Evidence for a membrane defect in Alzheimer disease brain.


PMID 1311847

Abstract

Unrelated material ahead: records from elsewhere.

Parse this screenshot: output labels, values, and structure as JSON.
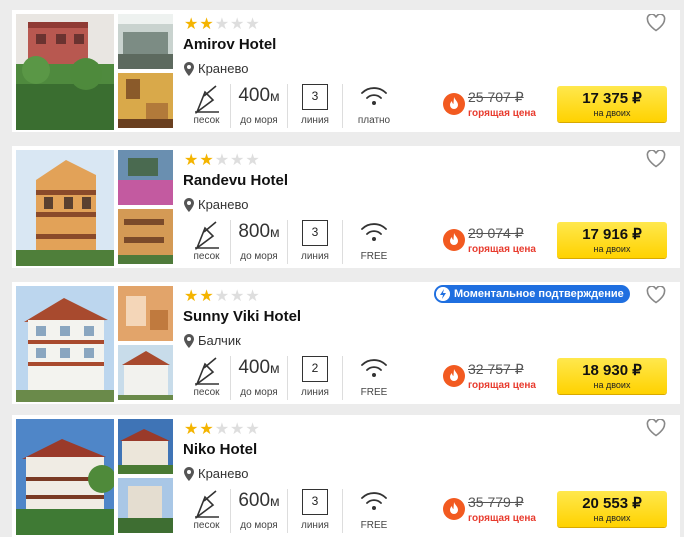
{
  "rating_max": 5,
  "colors": {
    "accent": "#ffd200",
    "hot": "#e83b2e",
    "fire": "#f25a20",
    "star": "#f4b400",
    "badge": "#1f6fe0"
  },
  "icons": {
    "rating": "star-icon",
    "location": "map-pin-icon",
    "beach": "sand-shovel-icon",
    "wifi": "wifi-icon",
    "hot": "fire-icon",
    "favorite": "heart-outline-icon",
    "badge": "lightning-icon"
  },
  "hotels": [
    {
      "rating": 2,
      "name": "Amirov Hotel",
      "location": "Кранево",
      "beach_label": "песок",
      "distance_value": "400",
      "distance_unit": "м",
      "distance_label": "до моря",
      "line_value": "3",
      "line_label": "линия",
      "wifi_label": "платно",
      "old_price": "25 707 ₽",
      "hot_label": "горящая цена",
      "price": "17 375 ₽",
      "price_note": "на двоих",
      "badge": null
    },
    {
      "rating": 2,
      "name": "Randevu Hotel",
      "location": "Кранево",
      "beach_label": "песок",
      "distance_value": "800",
      "distance_unit": "м",
      "distance_label": "до моря",
      "line_value": "3",
      "line_label": "линия",
      "wifi_label": "FREE",
      "old_price": "29 074 ₽",
      "hot_label": "горящая цена",
      "price": "17 916 ₽",
      "price_note": "на двоих",
      "badge": null
    },
    {
      "rating": 2,
      "name": "Sunny Viki Hotel",
      "location": "Балчик",
      "beach_label": "песок",
      "distance_value": "400",
      "distance_unit": "м",
      "distance_label": "до моря",
      "line_value": "2",
      "line_label": "линия",
      "wifi_label": "FREE",
      "old_price": "32 757 ₽",
      "hot_label": "горящая цена",
      "price": "18 930 ₽",
      "price_note": "на двоих",
      "badge": "Моментальное подтверждение"
    },
    {
      "rating": 2,
      "name": "Niko Hotel",
      "location": "Кранево",
      "beach_label": "песок",
      "distance_value": "600",
      "distance_unit": "м",
      "distance_label": "до моря",
      "line_value": "3",
      "line_label": "линия",
      "wifi_label": "FREE",
      "old_price": "35 779 ₽",
      "hot_label": "горящая цена",
      "price": "20 553 ₽",
      "price_note": "на двоих",
      "badge": null
    }
  ]
}
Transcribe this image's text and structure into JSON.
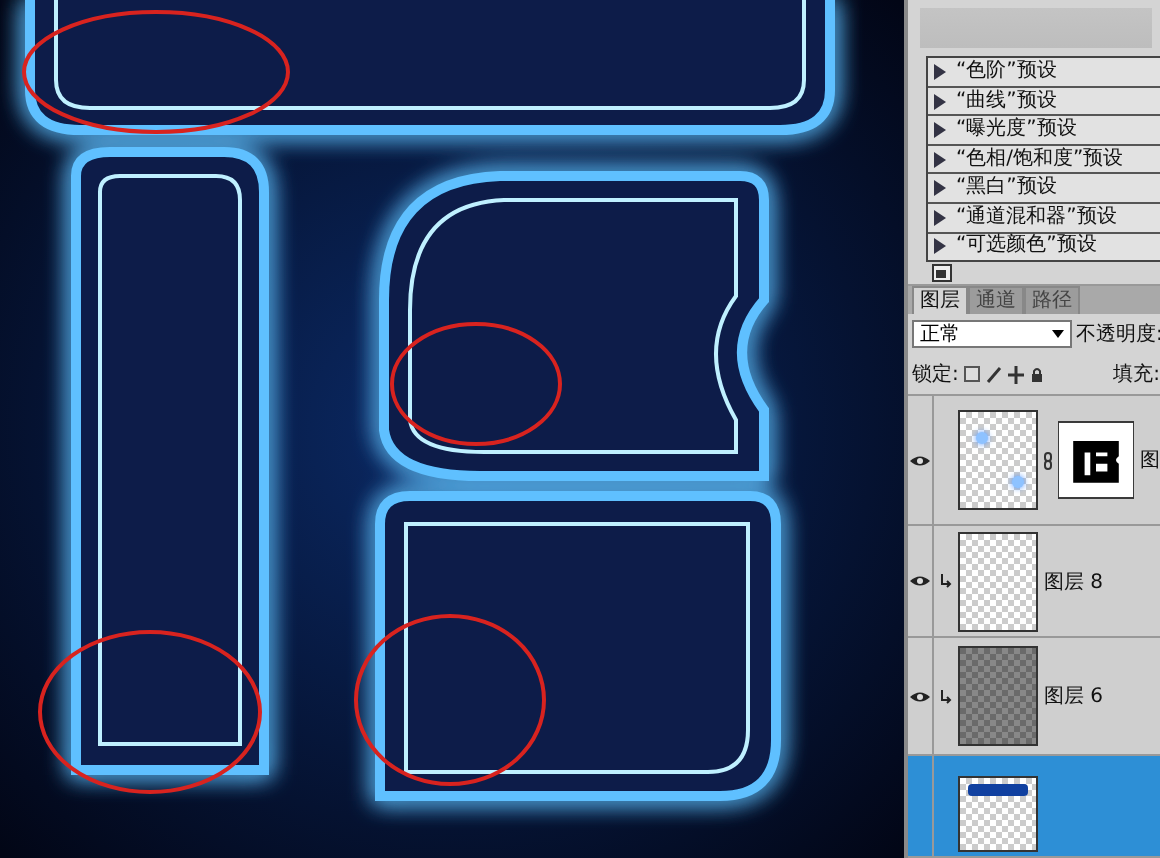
{
  "presets": [
    {
      "label": "“色阶”预设"
    },
    {
      "label": "“曲线”预设"
    },
    {
      "label": "“曝光度”预设"
    },
    {
      "label": "“色相/饱和度”预设"
    },
    {
      "label": "“黑白”预设"
    },
    {
      "label": "“通道混和器”预设"
    },
    {
      "label": "“可选颜色”预设"
    }
  ],
  "layer_tabs": [
    {
      "label": "图层",
      "selected": true
    },
    {
      "label": "通道",
      "selected": false
    },
    {
      "label": "路径",
      "selected": false
    }
  ],
  "blend_mode": "正常",
  "opacity_label": "不透明度:",
  "lock_label": "锁定:",
  "fill_label": "填充:",
  "layers": [
    {
      "kind": "masked",
      "name": "图",
      "visible": true,
      "clipped": false,
      "selected": false
    },
    {
      "kind": "transparent",
      "name": "图层 8",
      "visible": true,
      "clipped": true,
      "selected": false
    },
    {
      "kind": "pattern",
      "name": "图层 6",
      "visible": true,
      "clipped": true,
      "selected": false
    },
    {
      "kind": "shape",
      "visible": false,
      "clipped": false,
      "selected": true
    }
  ]
}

To determine whether neurodegeneration in Alzheimer disease brain is associated with degradation of structural cell membrane molecules, we measured tissue levels of the major membrane phospholipids and their metabolites in three cortical areas from postmortem brains of Alzheimer disease patients and matched controls. Among phospholipids, there was a significant (P less than 0.05) decrease in phosphatidylcholine and phosphatidylethanolamine. There were significant (P less than 0.05) decreases in the initial phospholipid precursors choline and ethanolamine and increases in the phospholipid deacylation product glycerophosphocholine. The ratios of glycerophosphocholine to choline and glycerophosphoethanolamine to ethanolamine were significantly increased in all examined Alzheimer disease brain regions. The activity of the glycerophosphocholine-degrading enzyme glycerophosphocholine choline-phosphodiesterase was normal in Alzheimer disease brain. There was a near stoichiometric relationship between the decrease in phospholipids and the increase of phospholipid catabolites. These data are consistent with increased membrane phospholipid degradation in Alzheimer disease brain. Similar phospholipid abnormalities were not detected in brains of patients with Huntington disease, Parkinson disease, or Down syndrome. We conclude that the phospholipid abnormalities described here are not an epiphenomenon of neurodegeneration and that they may be specific for the pathomechanism of Alzheimer disease.